I think most frum Jews feel uncomfortable with the word pray. If you hear a frum Jew saying, “I am going to pray”, he’s being facetious, as if he said he had to put on his phylacteries (That’s tefillin.)
Daven, a Yiddish word with unknown origins, is the go-to verb for that.
Perhaps that’s because pray means asking for things, strictly speaking. (“Pray tell…”) And our davening has so much more than that. Asking for stuff is but a fraction of what we do. That’s why of all the 30 prompts, I find this one the hardest to write about, even though I do it so frequently.
I have heard it said in the name of Rav Mordechai Gifter ZT”L that the most important word in any bracha or tefilla is the word “Ata”, “you”. As in “Baruch Ata…”
What’s so impressive about that word?
Well, in many languages, the answer is clear. When addressing someone of higher stature, the custom in most languages is to evade the regular 2nd person conjugation.
In French, “tu” is modified to the plural “vous”.
In German, “du” becomes the formal “sie”.
In Polish, one refers to the person in the third person. “Would sir like a cup of tea?”
There are even examples in Tanach of people speaking to the king in the third person.
Yet here is our King, the King of Kings, and we just say, “atah”, plain ol’ “you”.
Even the English style of making it “You” with a capital “Y”, or “He” with a capital “H” likely comes from the King James Bible, and is not in the spirit of the Hebrew.
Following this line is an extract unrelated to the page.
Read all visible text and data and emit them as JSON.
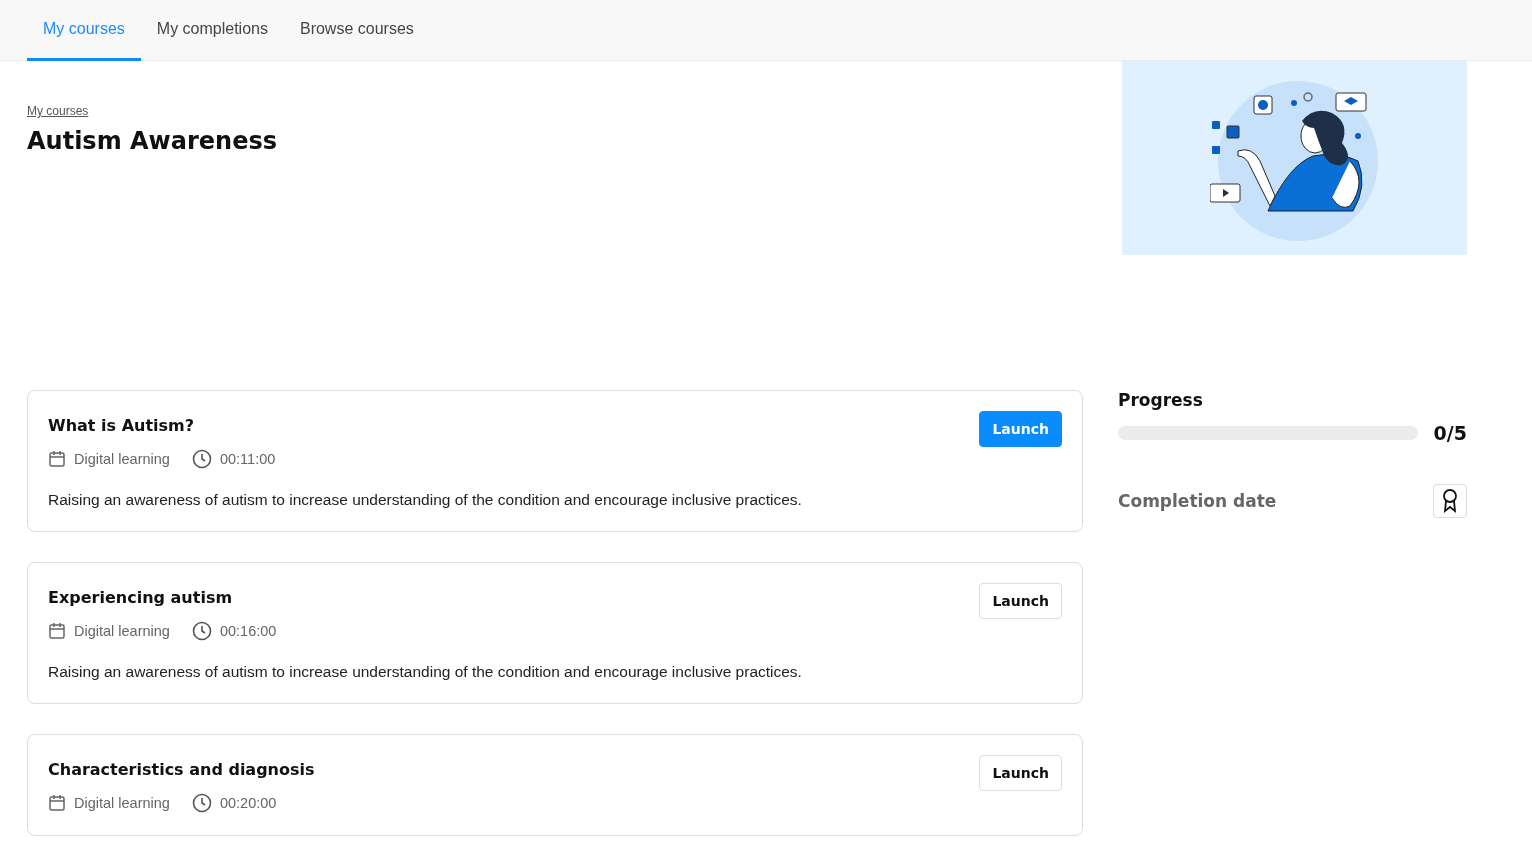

Just “you”, the way one would talk to a close friend, with whom one is on excellent terms.